**ACTIVITY**
Where the string "structured" appears in a line of the data, show that line.

**INPUT RECORDS**
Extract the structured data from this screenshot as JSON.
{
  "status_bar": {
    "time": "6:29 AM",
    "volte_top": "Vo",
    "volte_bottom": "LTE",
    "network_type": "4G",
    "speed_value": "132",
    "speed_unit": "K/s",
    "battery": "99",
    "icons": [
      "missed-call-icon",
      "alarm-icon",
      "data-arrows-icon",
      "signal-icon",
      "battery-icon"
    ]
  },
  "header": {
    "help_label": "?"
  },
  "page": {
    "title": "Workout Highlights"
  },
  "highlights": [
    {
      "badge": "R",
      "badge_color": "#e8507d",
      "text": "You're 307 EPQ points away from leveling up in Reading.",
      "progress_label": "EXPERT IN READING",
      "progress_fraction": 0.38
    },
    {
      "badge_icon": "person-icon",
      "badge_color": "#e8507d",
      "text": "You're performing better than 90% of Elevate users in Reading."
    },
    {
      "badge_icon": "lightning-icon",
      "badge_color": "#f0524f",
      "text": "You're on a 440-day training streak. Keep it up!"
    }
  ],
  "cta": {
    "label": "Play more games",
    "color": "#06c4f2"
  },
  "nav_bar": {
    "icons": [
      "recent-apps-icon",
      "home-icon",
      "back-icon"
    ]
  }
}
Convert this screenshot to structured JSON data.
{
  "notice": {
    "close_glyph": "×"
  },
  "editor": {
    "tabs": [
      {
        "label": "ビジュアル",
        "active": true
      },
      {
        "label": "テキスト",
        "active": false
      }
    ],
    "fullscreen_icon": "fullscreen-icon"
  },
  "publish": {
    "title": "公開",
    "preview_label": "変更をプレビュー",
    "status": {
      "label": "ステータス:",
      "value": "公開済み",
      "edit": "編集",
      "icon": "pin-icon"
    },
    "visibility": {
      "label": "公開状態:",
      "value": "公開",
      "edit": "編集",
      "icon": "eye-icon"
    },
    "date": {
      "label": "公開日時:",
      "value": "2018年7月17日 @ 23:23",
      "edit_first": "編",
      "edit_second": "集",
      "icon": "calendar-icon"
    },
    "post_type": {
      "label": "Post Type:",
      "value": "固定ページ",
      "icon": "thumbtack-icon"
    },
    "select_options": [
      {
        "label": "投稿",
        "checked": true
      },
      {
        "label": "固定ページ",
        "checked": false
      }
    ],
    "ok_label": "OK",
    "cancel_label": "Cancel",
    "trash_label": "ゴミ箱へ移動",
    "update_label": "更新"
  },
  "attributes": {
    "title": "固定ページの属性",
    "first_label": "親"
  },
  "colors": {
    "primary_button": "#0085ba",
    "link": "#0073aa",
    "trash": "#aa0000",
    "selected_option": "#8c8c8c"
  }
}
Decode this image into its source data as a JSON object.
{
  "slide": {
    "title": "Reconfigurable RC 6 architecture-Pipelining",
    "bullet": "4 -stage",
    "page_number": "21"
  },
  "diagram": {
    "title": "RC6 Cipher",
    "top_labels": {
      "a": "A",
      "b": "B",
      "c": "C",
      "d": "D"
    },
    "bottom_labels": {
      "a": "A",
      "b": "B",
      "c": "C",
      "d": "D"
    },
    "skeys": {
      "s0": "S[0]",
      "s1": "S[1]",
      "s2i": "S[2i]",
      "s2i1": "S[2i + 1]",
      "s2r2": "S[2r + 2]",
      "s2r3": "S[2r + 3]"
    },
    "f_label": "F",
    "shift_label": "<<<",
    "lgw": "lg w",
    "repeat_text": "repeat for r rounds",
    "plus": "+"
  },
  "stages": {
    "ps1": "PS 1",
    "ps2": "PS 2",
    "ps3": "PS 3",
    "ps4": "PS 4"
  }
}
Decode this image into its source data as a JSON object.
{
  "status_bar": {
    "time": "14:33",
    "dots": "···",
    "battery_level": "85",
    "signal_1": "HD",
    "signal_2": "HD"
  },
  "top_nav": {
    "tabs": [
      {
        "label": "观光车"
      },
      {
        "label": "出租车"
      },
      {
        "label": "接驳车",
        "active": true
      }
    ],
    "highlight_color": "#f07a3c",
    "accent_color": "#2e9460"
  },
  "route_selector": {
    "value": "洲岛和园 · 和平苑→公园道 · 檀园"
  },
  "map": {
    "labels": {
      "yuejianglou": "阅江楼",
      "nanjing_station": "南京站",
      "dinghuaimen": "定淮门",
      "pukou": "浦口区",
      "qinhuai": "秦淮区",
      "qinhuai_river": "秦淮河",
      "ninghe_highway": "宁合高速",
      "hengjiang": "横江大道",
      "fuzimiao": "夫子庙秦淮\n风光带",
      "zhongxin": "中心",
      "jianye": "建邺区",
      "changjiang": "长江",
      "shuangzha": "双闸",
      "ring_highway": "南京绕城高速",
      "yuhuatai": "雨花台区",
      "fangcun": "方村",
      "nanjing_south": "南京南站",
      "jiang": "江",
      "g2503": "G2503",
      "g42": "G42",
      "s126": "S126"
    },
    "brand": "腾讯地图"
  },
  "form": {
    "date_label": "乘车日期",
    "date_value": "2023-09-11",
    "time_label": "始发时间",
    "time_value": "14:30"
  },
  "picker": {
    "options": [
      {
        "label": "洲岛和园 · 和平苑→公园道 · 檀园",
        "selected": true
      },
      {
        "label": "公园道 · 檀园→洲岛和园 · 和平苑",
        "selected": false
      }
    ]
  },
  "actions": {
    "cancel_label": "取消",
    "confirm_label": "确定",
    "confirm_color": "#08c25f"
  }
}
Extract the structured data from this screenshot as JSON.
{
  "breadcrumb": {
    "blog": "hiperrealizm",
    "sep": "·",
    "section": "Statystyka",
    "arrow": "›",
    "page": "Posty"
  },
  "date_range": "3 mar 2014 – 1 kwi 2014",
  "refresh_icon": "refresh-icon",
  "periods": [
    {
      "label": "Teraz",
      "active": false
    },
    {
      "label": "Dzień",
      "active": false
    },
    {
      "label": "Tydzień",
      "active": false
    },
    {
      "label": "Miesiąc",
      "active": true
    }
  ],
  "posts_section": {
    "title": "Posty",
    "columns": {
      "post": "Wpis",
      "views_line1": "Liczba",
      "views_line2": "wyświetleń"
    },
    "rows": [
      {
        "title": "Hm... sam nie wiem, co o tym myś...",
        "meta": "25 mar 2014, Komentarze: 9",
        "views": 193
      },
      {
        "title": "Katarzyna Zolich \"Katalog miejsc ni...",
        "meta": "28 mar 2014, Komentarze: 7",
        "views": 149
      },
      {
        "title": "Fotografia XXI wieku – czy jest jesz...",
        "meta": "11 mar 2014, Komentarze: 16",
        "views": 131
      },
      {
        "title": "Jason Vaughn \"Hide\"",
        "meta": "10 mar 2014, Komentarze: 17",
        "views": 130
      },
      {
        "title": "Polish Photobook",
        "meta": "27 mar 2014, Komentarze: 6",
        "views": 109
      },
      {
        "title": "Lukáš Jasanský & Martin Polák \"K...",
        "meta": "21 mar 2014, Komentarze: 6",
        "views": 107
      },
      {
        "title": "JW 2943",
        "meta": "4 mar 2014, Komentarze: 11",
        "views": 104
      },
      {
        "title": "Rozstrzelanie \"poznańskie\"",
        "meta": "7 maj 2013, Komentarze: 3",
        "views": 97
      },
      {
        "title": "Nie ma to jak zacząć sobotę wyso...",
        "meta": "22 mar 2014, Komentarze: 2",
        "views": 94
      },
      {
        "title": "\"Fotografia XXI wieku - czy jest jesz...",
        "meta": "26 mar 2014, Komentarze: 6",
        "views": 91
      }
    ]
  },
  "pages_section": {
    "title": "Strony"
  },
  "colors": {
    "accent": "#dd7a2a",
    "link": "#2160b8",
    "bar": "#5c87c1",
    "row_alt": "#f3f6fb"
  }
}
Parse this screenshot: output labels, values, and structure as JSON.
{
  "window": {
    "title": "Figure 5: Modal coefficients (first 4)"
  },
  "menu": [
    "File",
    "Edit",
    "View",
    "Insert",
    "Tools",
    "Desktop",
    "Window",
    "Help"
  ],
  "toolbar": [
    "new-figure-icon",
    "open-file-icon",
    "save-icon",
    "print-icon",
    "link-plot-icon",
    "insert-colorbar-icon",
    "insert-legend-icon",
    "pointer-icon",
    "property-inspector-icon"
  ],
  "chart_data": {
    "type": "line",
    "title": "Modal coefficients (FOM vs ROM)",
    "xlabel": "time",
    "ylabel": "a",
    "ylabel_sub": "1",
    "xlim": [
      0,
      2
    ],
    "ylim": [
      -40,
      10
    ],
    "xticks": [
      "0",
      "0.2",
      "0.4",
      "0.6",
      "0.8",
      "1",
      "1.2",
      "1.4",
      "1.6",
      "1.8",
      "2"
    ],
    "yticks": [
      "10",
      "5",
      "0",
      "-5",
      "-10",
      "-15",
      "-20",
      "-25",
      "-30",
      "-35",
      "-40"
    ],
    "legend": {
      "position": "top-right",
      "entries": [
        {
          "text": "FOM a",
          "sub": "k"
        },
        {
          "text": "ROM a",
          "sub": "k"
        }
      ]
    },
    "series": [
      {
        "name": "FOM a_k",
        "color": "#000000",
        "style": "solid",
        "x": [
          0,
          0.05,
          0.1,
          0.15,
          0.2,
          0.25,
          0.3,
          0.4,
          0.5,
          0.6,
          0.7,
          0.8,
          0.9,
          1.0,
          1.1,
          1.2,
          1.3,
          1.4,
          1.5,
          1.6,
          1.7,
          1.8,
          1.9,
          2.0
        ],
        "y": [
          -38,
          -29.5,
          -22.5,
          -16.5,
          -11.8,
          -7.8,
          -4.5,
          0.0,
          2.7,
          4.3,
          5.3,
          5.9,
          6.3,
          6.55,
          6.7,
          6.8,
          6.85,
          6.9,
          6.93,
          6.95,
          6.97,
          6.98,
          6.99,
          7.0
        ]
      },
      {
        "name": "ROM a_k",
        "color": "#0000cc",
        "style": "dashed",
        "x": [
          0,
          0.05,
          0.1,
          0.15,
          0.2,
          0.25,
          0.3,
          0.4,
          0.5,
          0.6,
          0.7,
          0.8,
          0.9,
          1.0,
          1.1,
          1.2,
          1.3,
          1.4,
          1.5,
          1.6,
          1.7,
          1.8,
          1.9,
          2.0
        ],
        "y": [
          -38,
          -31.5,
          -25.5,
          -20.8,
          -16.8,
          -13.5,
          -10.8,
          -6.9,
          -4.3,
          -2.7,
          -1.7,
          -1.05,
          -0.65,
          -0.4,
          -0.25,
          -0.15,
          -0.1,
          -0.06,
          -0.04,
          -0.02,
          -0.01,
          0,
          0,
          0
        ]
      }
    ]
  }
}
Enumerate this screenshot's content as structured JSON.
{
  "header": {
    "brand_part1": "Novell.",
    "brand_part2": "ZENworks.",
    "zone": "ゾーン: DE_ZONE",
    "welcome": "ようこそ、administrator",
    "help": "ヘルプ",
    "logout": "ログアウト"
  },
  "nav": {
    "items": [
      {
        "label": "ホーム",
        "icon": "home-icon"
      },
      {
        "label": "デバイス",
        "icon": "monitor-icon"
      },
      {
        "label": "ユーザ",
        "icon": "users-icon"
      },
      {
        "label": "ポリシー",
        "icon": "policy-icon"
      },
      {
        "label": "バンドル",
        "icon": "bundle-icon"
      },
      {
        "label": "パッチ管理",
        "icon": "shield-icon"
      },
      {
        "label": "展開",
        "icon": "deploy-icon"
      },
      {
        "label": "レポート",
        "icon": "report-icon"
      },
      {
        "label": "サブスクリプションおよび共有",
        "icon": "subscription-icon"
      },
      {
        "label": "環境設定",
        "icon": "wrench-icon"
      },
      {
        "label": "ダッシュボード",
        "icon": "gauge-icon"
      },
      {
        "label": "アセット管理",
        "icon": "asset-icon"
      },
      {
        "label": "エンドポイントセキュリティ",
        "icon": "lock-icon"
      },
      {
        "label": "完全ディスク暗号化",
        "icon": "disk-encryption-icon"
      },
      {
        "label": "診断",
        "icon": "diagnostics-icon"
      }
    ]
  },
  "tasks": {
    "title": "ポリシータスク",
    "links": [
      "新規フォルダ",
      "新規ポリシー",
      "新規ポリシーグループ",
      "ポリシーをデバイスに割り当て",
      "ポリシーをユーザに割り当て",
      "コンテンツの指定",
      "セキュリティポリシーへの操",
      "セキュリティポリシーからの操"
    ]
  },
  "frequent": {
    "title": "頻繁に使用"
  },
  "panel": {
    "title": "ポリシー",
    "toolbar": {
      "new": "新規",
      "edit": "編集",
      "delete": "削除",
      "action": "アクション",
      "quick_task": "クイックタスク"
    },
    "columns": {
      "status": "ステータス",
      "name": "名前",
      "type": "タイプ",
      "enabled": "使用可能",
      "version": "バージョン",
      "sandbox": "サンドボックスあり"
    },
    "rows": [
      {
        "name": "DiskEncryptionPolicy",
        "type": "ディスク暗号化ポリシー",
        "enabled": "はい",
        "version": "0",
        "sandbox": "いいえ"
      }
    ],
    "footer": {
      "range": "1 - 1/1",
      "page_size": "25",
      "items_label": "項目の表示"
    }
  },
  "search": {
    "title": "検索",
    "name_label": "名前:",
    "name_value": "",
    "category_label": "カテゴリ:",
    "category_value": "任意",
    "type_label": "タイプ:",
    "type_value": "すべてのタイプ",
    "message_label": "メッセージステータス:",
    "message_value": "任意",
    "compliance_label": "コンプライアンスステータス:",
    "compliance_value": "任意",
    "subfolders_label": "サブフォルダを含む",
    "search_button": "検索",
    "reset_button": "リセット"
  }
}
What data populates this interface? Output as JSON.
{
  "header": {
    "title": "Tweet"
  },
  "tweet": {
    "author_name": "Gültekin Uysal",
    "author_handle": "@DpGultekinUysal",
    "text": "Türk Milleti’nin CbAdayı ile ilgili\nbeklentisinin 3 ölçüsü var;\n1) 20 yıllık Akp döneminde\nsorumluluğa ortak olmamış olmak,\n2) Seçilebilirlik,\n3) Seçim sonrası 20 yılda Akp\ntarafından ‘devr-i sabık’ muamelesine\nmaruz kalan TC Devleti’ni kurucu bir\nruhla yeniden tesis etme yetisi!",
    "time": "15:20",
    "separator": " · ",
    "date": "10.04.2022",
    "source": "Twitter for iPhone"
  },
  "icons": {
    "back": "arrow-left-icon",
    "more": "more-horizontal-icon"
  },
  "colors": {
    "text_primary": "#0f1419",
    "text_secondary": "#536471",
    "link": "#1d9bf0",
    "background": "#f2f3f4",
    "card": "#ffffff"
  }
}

**WRITTEN ANSWER**
Extract the structured data from this screenshot as JSON.
Convert this screenshot to structured JSON data.
Extract the structured data from this screenshot as JSON.
Enumerate this screenshot's content as structured JSON.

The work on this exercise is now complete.